So many people help us build our lives, form our personalities, and develop our life projects. Think, for example, of the teachers who’ve helped you through your life… Or spouses, who walk together in marriage, with their family, toward a shared goal: Heaven.

Let's walk

The Gospels show us Jesus walking in many different places. And when He walks, He walks with others: the apostles and many other people who followed Him from city to city, destination to destination.

We walk a lot in our lives. In a way, life is a journey: we walk a path set out by God, traveling it in our own way, freely.
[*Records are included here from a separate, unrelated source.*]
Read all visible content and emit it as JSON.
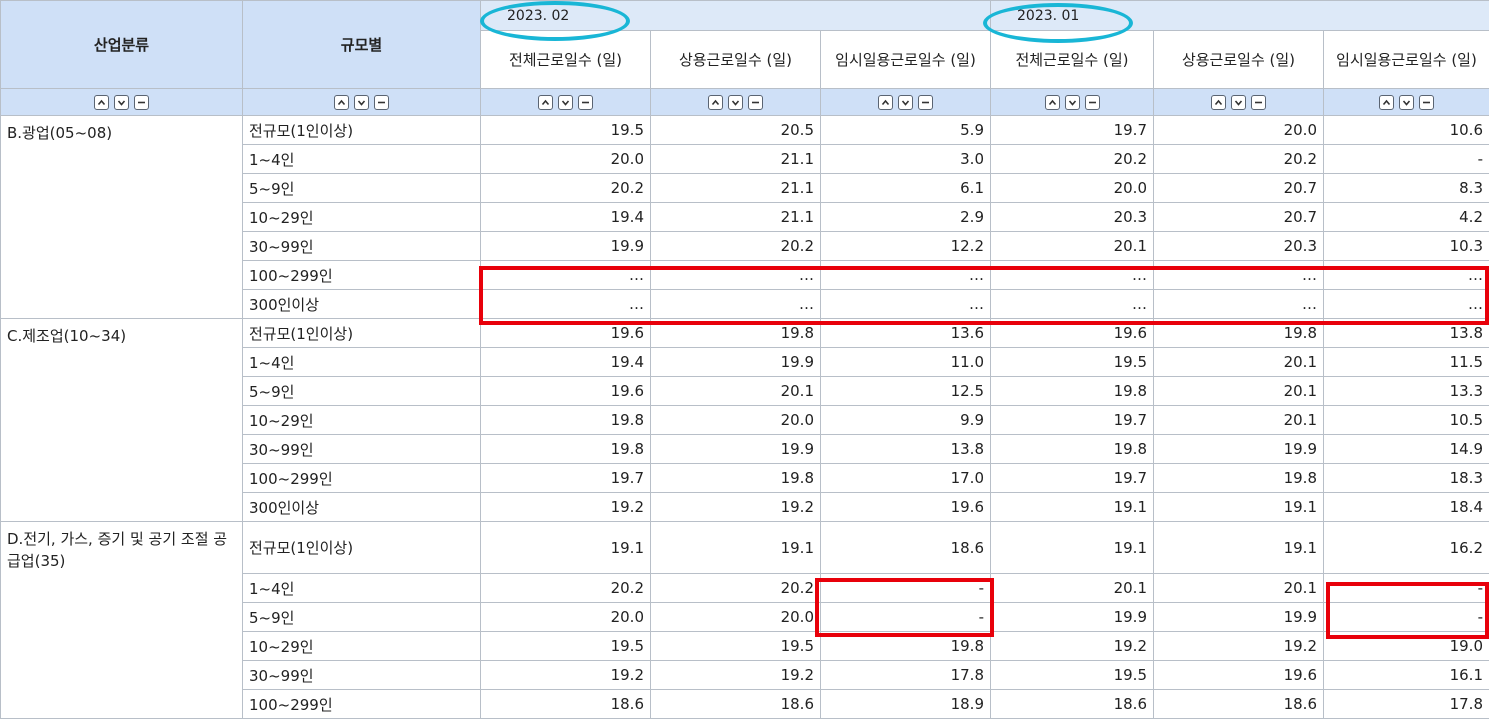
{
  "headers": {
    "industry": "산업분류",
    "size": "규모별",
    "period_feb": "2023. 02",
    "period_jan": "2023. 01",
    "metrics": [
      "전체근로일수 (일)",
      "상용근로일수 (일)",
      "임시일용근로일수 (일)"
    ]
  },
  "rows": [
    {
      "cat": "B.광업(05~08)",
      "size": "전규모(1인이상)",
      "feb": [
        "19.5",
        "20.5",
        "5.9"
      ],
      "jan": [
        "19.7",
        "20.0",
        "10.6"
      ]
    },
    {
      "cat": "",
      "size": "1~4인",
      "feb": [
        "20.0",
        "21.1",
        "3.0"
      ],
      "jan": [
        "20.2",
        "20.2",
        "-"
      ]
    },
    {
      "cat": "",
      "size": "5~9인",
      "feb": [
        "20.2",
        "21.1",
        "6.1"
      ],
      "jan": [
        "20.0",
        "20.7",
        "8.3"
      ]
    },
    {
      "cat": "",
      "size": "10~29인",
      "feb": [
        "19.4",
        "21.1",
        "2.9"
      ],
      "jan": [
        "20.3",
        "20.7",
        "4.2"
      ]
    },
    {
      "cat": "",
      "size": "30~99인",
      "feb": [
        "19.9",
        "20.2",
        "12.2"
      ],
      "jan": [
        "20.1",
        "20.3",
        "10.3"
      ]
    },
    {
      "cat": "",
      "size": "100~299인",
      "feb": [
        "…",
        "…",
        "…"
      ],
      "jan": [
        "…",
        "…",
        "…"
      ]
    },
    {
      "cat": "",
      "size": "300인이상",
      "feb": [
        "…",
        "…",
        "…"
      ],
      "jan": [
        "…",
        "…",
        "…"
      ]
    },
    {
      "cat": "C.제조업(10~34)",
      "size": "전규모(1인이상)",
      "feb": [
        "19.6",
        "19.8",
        "13.6"
      ],
      "jan": [
        "19.6",
        "19.8",
        "13.8"
      ]
    },
    {
      "cat": "",
      "size": "1~4인",
      "feb": [
        "19.4",
        "19.9",
        "11.0"
      ],
      "jan": [
        "19.5",
        "20.1",
        "11.5"
      ]
    },
    {
      "cat": "",
      "size": "5~9인",
      "feb": [
        "19.6",
        "20.1",
        "12.5"
      ],
      "jan": [
        "19.8",
        "20.1",
        "13.3"
      ]
    },
    {
      "cat": "",
      "size": "10~29인",
      "feb": [
        "19.8",
        "20.0",
        "9.9"
      ],
      "jan": [
        "19.7",
        "20.1",
        "10.5"
      ]
    },
    {
      "cat": "",
      "size": "30~99인",
      "feb": [
        "19.8",
        "19.9",
        "13.8"
      ],
      "jan": [
        "19.8",
        "19.9",
        "14.9"
      ]
    },
    {
      "cat": "",
      "size": "100~299인",
      "feb": [
        "19.7",
        "19.8",
        "17.0"
      ],
      "jan": [
        "19.7",
        "19.8",
        "18.3"
      ]
    },
    {
      "cat": "",
      "size": "300인이상",
      "feb": [
        "19.2",
        "19.2",
        "19.6"
      ],
      "jan": [
        "19.1",
        "19.1",
        "18.4"
      ]
    },
    {
      "cat": "D.전기, 가스, 증기 및 공기 조절 공급업(35)",
      "size": "전규모(1인이상)",
      "feb": [
        "19.1",
        "19.1",
        "18.6"
      ],
      "jan": [
        "19.1",
        "19.1",
        "16.2"
      ]
    },
    {
      "cat": "",
      "size": "1~4인",
      "feb": [
        "20.2",
        "20.2",
        "-"
      ],
      "jan": [
        "20.1",
        "20.1",
        "-"
      ]
    },
    {
      "cat": "",
      "size": "5~9인",
      "feb": [
        "20.0",
        "20.0",
        "-"
      ],
      "jan": [
        "19.9",
        "19.9",
        "-"
      ]
    },
    {
      "cat": "",
      "size": "10~29인",
      "feb": [
        "19.5",
        "19.5",
        "19.8"
      ],
      "jan": [
        "19.2",
        "19.2",
        "19.0"
      ]
    },
    {
      "cat": "",
      "size": "30~99인",
      "feb": [
        "19.2",
        "19.2",
        "17.8"
      ],
      "jan": [
        "19.5",
        "19.6",
        "16.1"
      ]
    },
    {
      "cat": "",
      "size": "100~299인",
      "feb": [
        "18.6",
        "18.6",
        "18.9"
      ],
      "jan": [
        "18.6",
        "18.6",
        "17.8"
      ]
    }
  ],
  "colors": {
    "header_bg": "#cfe0f7",
    "highlight_red": "#e8000a",
    "highlight_cyan": "#19b6d6"
  }
}
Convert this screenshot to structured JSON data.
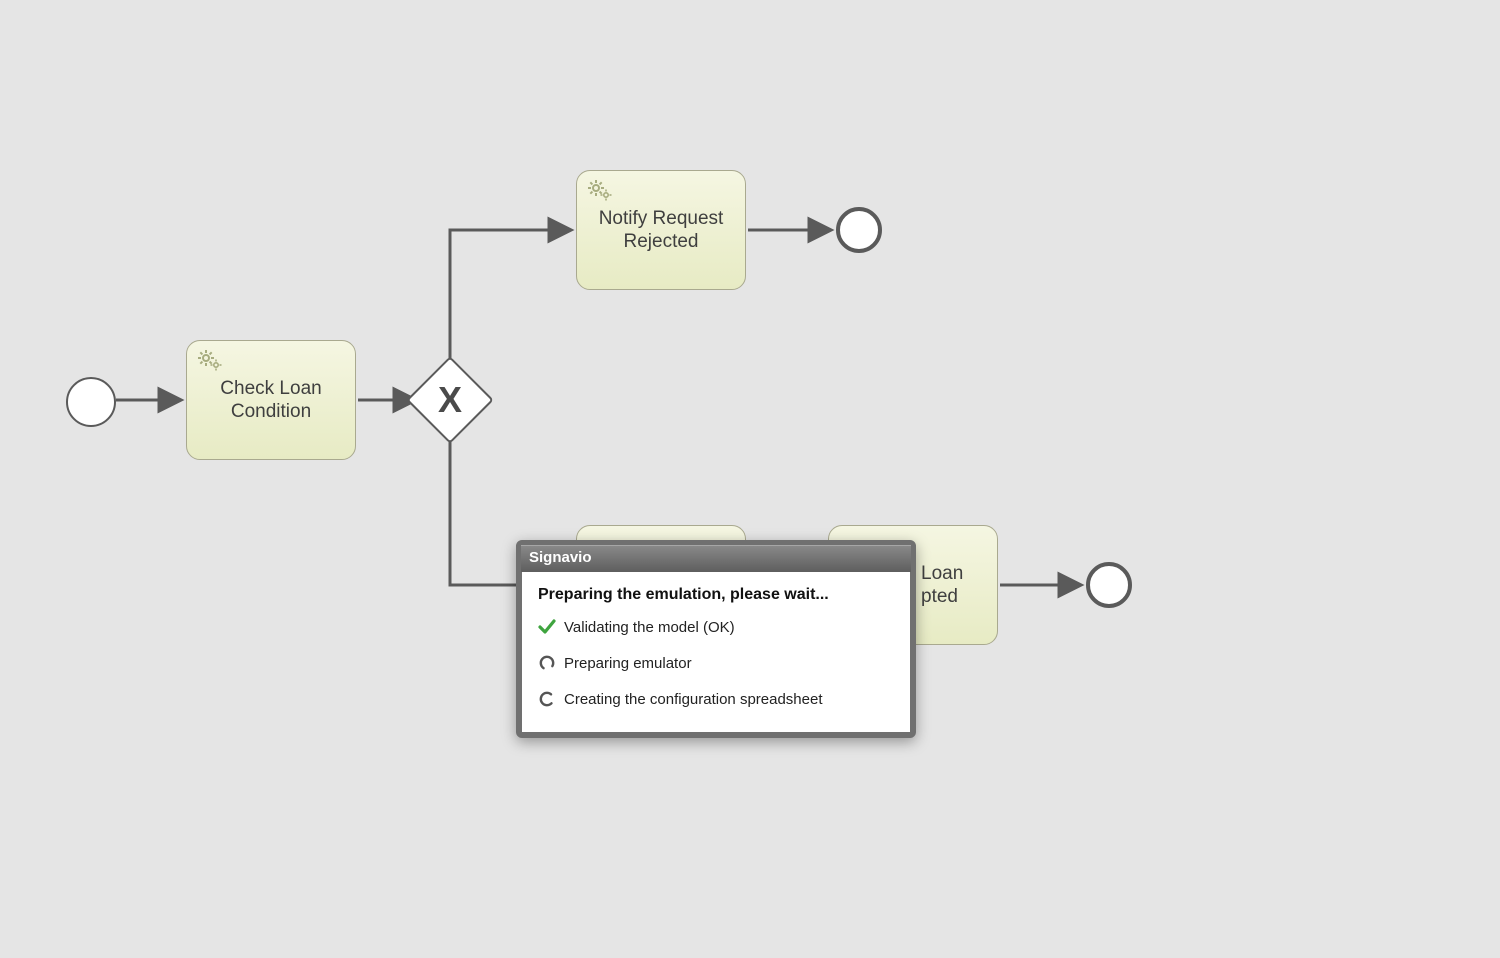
{
  "diagram": {
    "start_event": "",
    "task_check_loan": "Check Loan\nCondition",
    "gateway_label": "X",
    "task_notify_rejected": "Notify Request\nRejected",
    "task_notify_accepted_partial": "Loan\npted",
    "end_event_top": "",
    "end_event_bottom": ""
  },
  "dialog": {
    "title": "Signavio",
    "heading": "Preparing the emulation, please wait...",
    "step_validate": "Validating the model (OK)",
    "step_prepare": "Preparing emulator",
    "step_config": "Creating the configuration spreadsheet"
  }
}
Sports give us so many images of the way other people help us as we walk. St. Paul compared Christian life to a race… And don’t athletes have coaches, friends, and fans encouraging and supporting them as they move toward the finish line. Coaches help them improve their technique, identify and correct their mistakes, and overcome moments of discouragement. And public races often have spectators cheering the runners on, often without even knowing who they are. Some people applaud or shout encouragement, while others offer water at critical points in the race.

And when those athletes, who are limited but struggling (like all of us!), feel accompanied and encouraged, they draw strength from weakness. Sometimes they even exceed their own expectations and run faster than they'd thought possible.
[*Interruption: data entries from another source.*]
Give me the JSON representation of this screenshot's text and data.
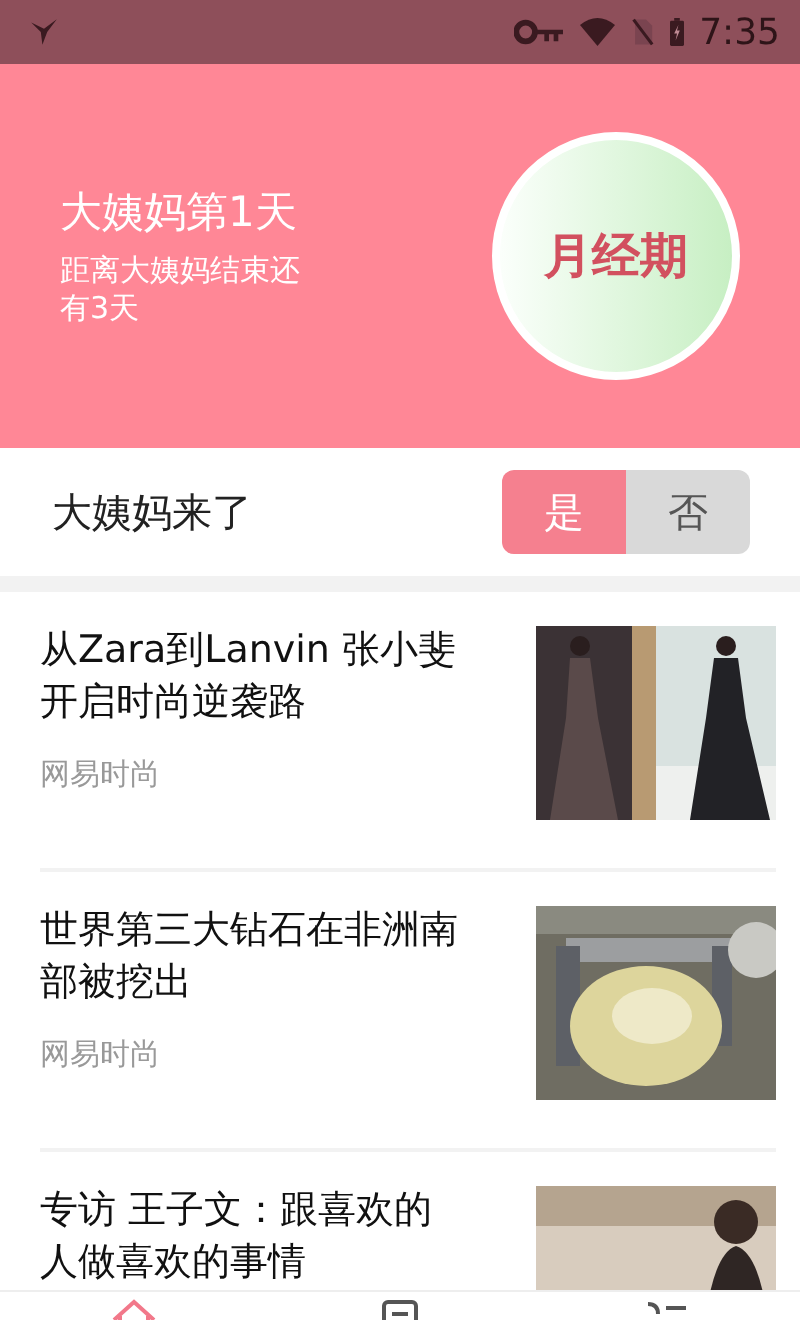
{
  "status_bar": {
    "time": "7:35"
  },
  "header": {
    "title": "大姨妈第1天",
    "subtitle": "距离大姨妈结束还有3天",
    "circle_label": "月经期"
  },
  "period_toggle": {
    "label": "大姨妈来了",
    "options": [
      {
        "label": "是",
        "selected": true
      },
      {
        "label": "否",
        "selected": false
      }
    ]
  },
  "articles": [
    {
      "title": "从Zara到Lanvin 张小斐开启时尚逆袭路",
      "source": "网易时尚"
    },
    {
      "title": "世界第三大钻石在非洲南部被挖出",
      "source": "网易时尚"
    },
    {
      "title": "专访 王子文：跟喜欢的人做喜欢的事情"
    }
  ],
  "bottom_nav": [
    {
      "selected": true
    },
    {
      "selected": false
    },
    {
      "selected": false
    }
  ]
}
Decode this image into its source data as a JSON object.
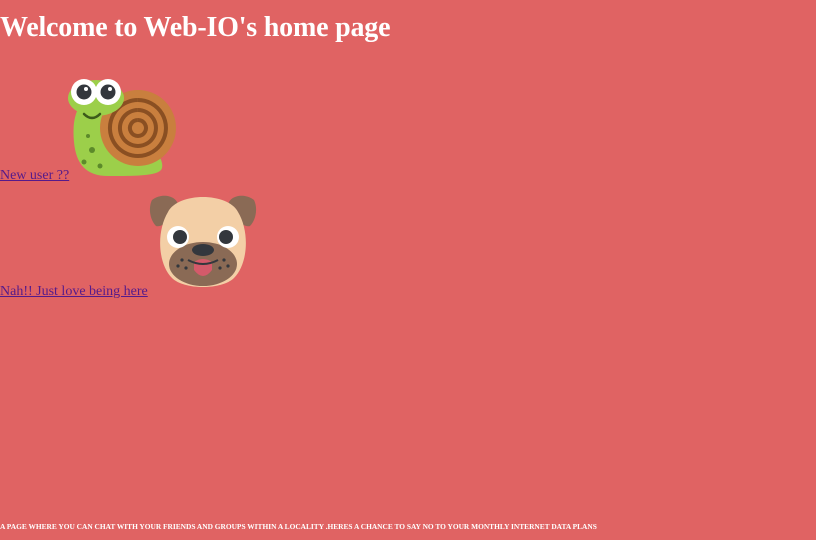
{
  "page": {
    "title": "Welcome to Web-IO's home page"
  },
  "links": {
    "new_user": "New user ??",
    "stay": "Nah!! Just love being here"
  },
  "icons": {
    "snail": "snail-icon",
    "pug": "pug-icon"
  },
  "footer": {
    "text": "A PAGE WHERE YOU CAN CHAT WITH YOUR FRIENDS AND GROUPS WITHIN A LOCALITY .HERES A CHANCE TO SAY NO TO YOUR MONTHLY INTERNET DATA PLANS"
  },
  "colors": {
    "background": "#e06363",
    "heading": "#ffffff",
    "link": "#551a8b"
  }
}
The sacraments cause something similar. God is our biggest fan, and He believes in us. He knows our weaknesses and limitations even better than we do, and He stands up for us. That’s what happens in the sacraments: God sees our need and comes to help us. The difference between our goal – holiness – and the strength we need to reach it are so clear. We need God’ help.

The first three sacraments, called the sacraments of Christian initiation, begin God's life in our soul through grace. It means immersing ourselves and participating in God's own life.

Ready, set, go: Baptism

In Baptism, God fills us with his graces and transforms our person, making us his children. He cleanses our soul from the burden of original sin. He lightens our burdens so we can run to Heaven. And He adds us to “his team,” the Church. We begin the race accompanied by our brothers and sisters, with encouragement and care from our family. And we’re assured that we belong – something that’s very important for all human beings.


Confirmation gives us the strength of God through a special outpouring of the Holy Spirit. It is like a “punch” of vitamins and protein to strengthen the soul, preparing us for the battle against the enemy we’ll meet one way or another, often through an environment that tries to lull us into giving up the fight and surrendering.

Confession for the falls

Confession (also called “penance” or “reconciliation”) becomes very necessary on the journey. We fall over and over again. Our strength and courage falter. We’re tempted to believe that the challenge we have set for ourselves by divine inspiration is too much for us. When we go to this sacrament, the priest, who represents God, gives us God’s forgiveness and encouragement. He tells us to have courage, because with God’s help, we can get up again.

The Eucharist, bread for the journey

At the same time, every athlete must receive a balanced diet to keep their body in shape for the test. The Eucharist fulfills this role in the Christian life. This "bread of angels," as the Church's liturgy calls it, is none other than Christ Himself who, becoming small, becomes the pilgrim's food. The Holy Mass is the center of the Christian life, the greatest source of strength. Communion strengthens us and unites us to Jesus at the deepest possible level.

Mission: Matrimony & Holy Orders

For many people, marriage is their specific way of running to the goal, their vocation (or calling). Spouses run together, and the responsibilities of family and marital commitment are a help. They are a grace that makes overcoming obstacles lighter and very beautiful. In addition, spouses, by starting a family, prepare their children to be good Christians and pass on the testimony of faith to them. A family “team” is formed whenever genetic ties and the bond of faith go together. The family’s ultimate desire is, of course, for everyone to reach the goal: Eternal Glory.

Some men play a fundamental role in this journey of humanity: the priests. Through the sacrament of Holy Orders, they participate in Christ’s priesthood. In his name, they distribute the sacraments, especially the Eucharist. They are also good advisors through spiritual accompaniment. They accompany us in the various circumstances of our life until the end of our earthly existence.

Anointing of the Sick, for the end of the race

Naturally, our strength often falters near the end of the race. The athlete has very little left to give, and the challenges they’ve overcome and illnesses they’ve suffered have taken a toll. This is a decisive moment, and God gives us a special grace to face it through the Anointing of the Sick. This sacrament fills Christian souls with peace and strength for the last sprint.

As you can see, we’re doubly privileged by being called to the race of life and by the desire to reach the goal that God put in our hearts. Our longing for happiness comes from God Himself and brings us back to Him. What we’re really longing for is total communion with God, being with Him in eternity. He walks with us through the sacraments to help us reach the goal and be very happy with Him starting now, on earth. He wants us to win the trophy at the end of the race and to be happy with Him, with our Lady, and with all the saints in Heaven.